So rather than spending time getting out of my way to obtain a maximum of subsidies, without having short-term visibility over the course of the project, I opted for a restructuring of my offers, in order to be able to sell services rapidly, allowing me to self-fund my last R&D expenditures. In order to do so, nothing like a meeting with Pierre-Christophe Adrian, consultant with the Schemas firm, who had already worked on Termatière at the very beginning of my incubation. A brainstorming Friday that paid off by offering a range of coherent consulting and support activities to companies looking for bio-sourced materials or looking to upcycle their green waste. New strings to add to the bow of Termatière that still require small adjustments.
I took advantage of a small Parisian tour at the end of March to test these new offers and take into consideration the needs of my future clients.
First round at the round table “Bio-sourced materials: towards a zero impact architecture” organized by Karibati at the Chaillot palace, in which I spoke to present the very low-tech method of Termatière and the singularity of the DIY designer’s approach in the applied research in materials. For me it was also about revealing the esthetic potential of these materials, often relegated to the status of low profile structuring materials. An eventful afternoon therefore, with architects, students and professionals, talking about straw bales, rice bran, algae plastic, corn starch and vine shoots.
Second round on March 24 at the City Hall Hacking, where a schedule of 15 minute meetings with start-ups, large groups and investors was awaiting me. An opportunity to develop a good pitch throughout the day and exchange views with ardent supporters of agricultural waste upcycling in Africa.
The third round will take place on May 24-25 in Châlon-en-Champagne during the Sinal Exhibition, the international meeting place for the Bioeconomy.

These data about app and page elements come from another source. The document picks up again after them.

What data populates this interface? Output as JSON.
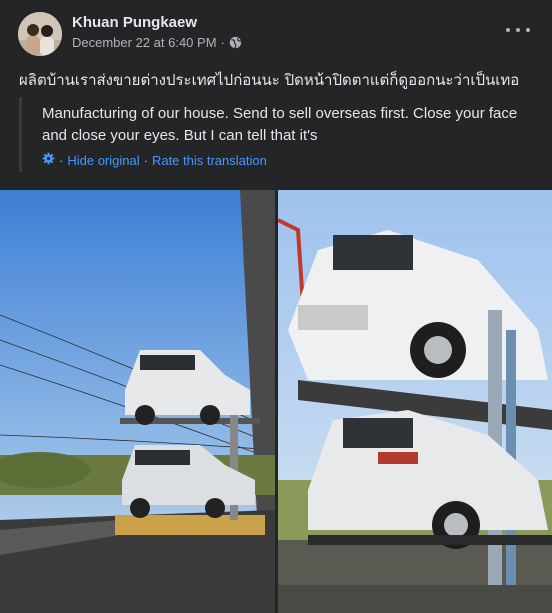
{
  "post": {
    "author": "Khuan Pungkaew",
    "date": "December 22 at 6:40 PM",
    "date_separator": "·",
    "privacy_icon": "globe-icon",
    "more_icon": "more-options-icon",
    "text": "ผลิตบ้านเราส่งขายต่างประเทศไปก่อนนะ ปิดหน้าปิดตาแต่ก็ดูออกนะว่าเป็นเทอ",
    "translation": {
      "text": "Manufacturing of our house. Send to sell overseas first. Close your face and close your eyes. But I can tell that it's",
      "settings_icon": "gear-icon",
      "sep": "·",
      "hide_original": "Hide original",
      "rate": "Rate this translation"
    }
  },
  "colors": {
    "background": "#242526",
    "text": "#e4e6eb",
    "secondary_text": "#b0b3b8",
    "link": "#4599ff"
  },
  "photos": [
    {
      "alt": "car carrier truck on road"
    },
    {
      "alt": "car carrier truck close-up"
    }
  ]
}
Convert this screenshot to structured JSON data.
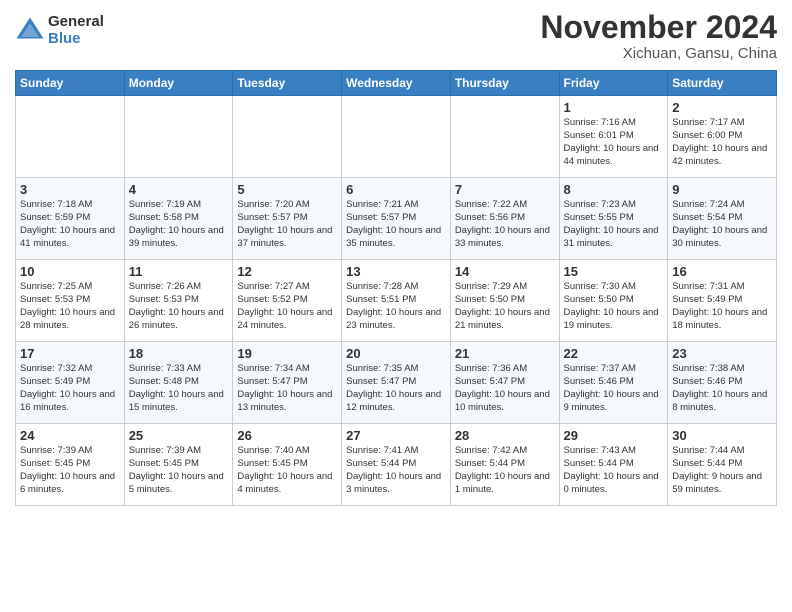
{
  "header": {
    "logo_general": "General",
    "logo_blue": "Blue",
    "month_title": "November 2024",
    "location": "Xichuan, Gansu, China"
  },
  "weekdays": [
    "Sunday",
    "Monday",
    "Tuesday",
    "Wednesday",
    "Thursday",
    "Friday",
    "Saturday"
  ],
  "weeks": [
    [
      {
        "day": "",
        "info": ""
      },
      {
        "day": "",
        "info": ""
      },
      {
        "day": "",
        "info": ""
      },
      {
        "day": "",
        "info": ""
      },
      {
        "day": "",
        "info": ""
      },
      {
        "day": "1",
        "info": "Sunrise: 7:16 AM\nSunset: 6:01 PM\nDaylight: 10 hours\nand 44 minutes."
      },
      {
        "day": "2",
        "info": "Sunrise: 7:17 AM\nSunset: 6:00 PM\nDaylight: 10 hours\nand 42 minutes."
      }
    ],
    [
      {
        "day": "3",
        "info": "Sunrise: 7:18 AM\nSunset: 5:59 PM\nDaylight: 10 hours\nand 41 minutes."
      },
      {
        "day": "4",
        "info": "Sunrise: 7:19 AM\nSunset: 5:58 PM\nDaylight: 10 hours\nand 39 minutes."
      },
      {
        "day": "5",
        "info": "Sunrise: 7:20 AM\nSunset: 5:57 PM\nDaylight: 10 hours\nand 37 minutes."
      },
      {
        "day": "6",
        "info": "Sunrise: 7:21 AM\nSunset: 5:57 PM\nDaylight: 10 hours\nand 35 minutes."
      },
      {
        "day": "7",
        "info": "Sunrise: 7:22 AM\nSunset: 5:56 PM\nDaylight: 10 hours\nand 33 minutes."
      },
      {
        "day": "8",
        "info": "Sunrise: 7:23 AM\nSunset: 5:55 PM\nDaylight: 10 hours\nand 31 minutes."
      },
      {
        "day": "9",
        "info": "Sunrise: 7:24 AM\nSunset: 5:54 PM\nDaylight: 10 hours\nand 30 minutes."
      }
    ],
    [
      {
        "day": "10",
        "info": "Sunrise: 7:25 AM\nSunset: 5:53 PM\nDaylight: 10 hours\nand 28 minutes."
      },
      {
        "day": "11",
        "info": "Sunrise: 7:26 AM\nSunset: 5:53 PM\nDaylight: 10 hours\nand 26 minutes."
      },
      {
        "day": "12",
        "info": "Sunrise: 7:27 AM\nSunset: 5:52 PM\nDaylight: 10 hours\nand 24 minutes."
      },
      {
        "day": "13",
        "info": "Sunrise: 7:28 AM\nSunset: 5:51 PM\nDaylight: 10 hours\nand 23 minutes."
      },
      {
        "day": "14",
        "info": "Sunrise: 7:29 AM\nSunset: 5:50 PM\nDaylight: 10 hours\nand 21 minutes."
      },
      {
        "day": "15",
        "info": "Sunrise: 7:30 AM\nSunset: 5:50 PM\nDaylight: 10 hours\nand 19 minutes."
      },
      {
        "day": "16",
        "info": "Sunrise: 7:31 AM\nSunset: 5:49 PM\nDaylight: 10 hours\nand 18 minutes."
      }
    ],
    [
      {
        "day": "17",
        "info": "Sunrise: 7:32 AM\nSunset: 5:49 PM\nDaylight: 10 hours\nand 16 minutes."
      },
      {
        "day": "18",
        "info": "Sunrise: 7:33 AM\nSunset: 5:48 PM\nDaylight: 10 hours\nand 15 minutes."
      },
      {
        "day": "19",
        "info": "Sunrise: 7:34 AM\nSunset: 5:47 PM\nDaylight: 10 hours\nand 13 minutes."
      },
      {
        "day": "20",
        "info": "Sunrise: 7:35 AM\nSunset: 5:47 PM\nDaylight: 10 hours\nand 12 minutes."
      },
      {
        "day": "21",
        "info": "Sunrise: 7:36 AM\nSunset: 5:47 PM\nDaylight: 10 hours\nand 10 minutes."
      },
      {
        "day": "22",
        "info": "Sunrise: 7:37 AM\nSunset: 5:46 PM\nDaylight: 10 hours\nand 9 minutes."
      },
      {
        "day": "23",
        "info": "Sunrise: 7:38 AM\nSunset: 5:46 PM\nDaylight: 10 hours\nand 8 minutes."
      }
    ],
    [
      {
        "day": "24",
        "info": "Sunrise: 7:39 AM\nSunset: 5:45 PM\nDaylight: 10 hours\nand 6 minutes."
      },
      {
        "day": "25",
        "info": "Sunrise: 7:39 AM\nSunset: 5:45 PM\nDaylight: 10 hours\nand 5 minutes."
      },
      {
        "day": "26",
        "info": "Sunrise: 7:40 AM\nSunset: 5:45 PM\nDaylight: 10 hours\nand 4 minutes."
      },
      {
        "day": "27",
        "info": "Sunrise: 7:41 AM\nSunset: 5:44 PM\nDaylight: 10 hours\nand 3 minutes."
      },
      {
        "day": "28",
        "info": "Sunrise: 7:42 AM\nSunset: 5:44 PM\nDaylight: 10 hours\nand 1 minute."
      },
      {
        "day": "29",
        "info": "Sunrise: 7:43 AM\nSunset: 5:44 PM\nDaylight: 10 hours\nand 0 minutes."
      },
      {
        "day": "30",
        "info": "Sunrise: 7:44 AM\nSunset: 5:44 PM\nDaylight: 9 hours\nand 59 minutes."
      }
    ]
  ]
}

Until then, I have a lot on my plate and vine shoots in the drying oven.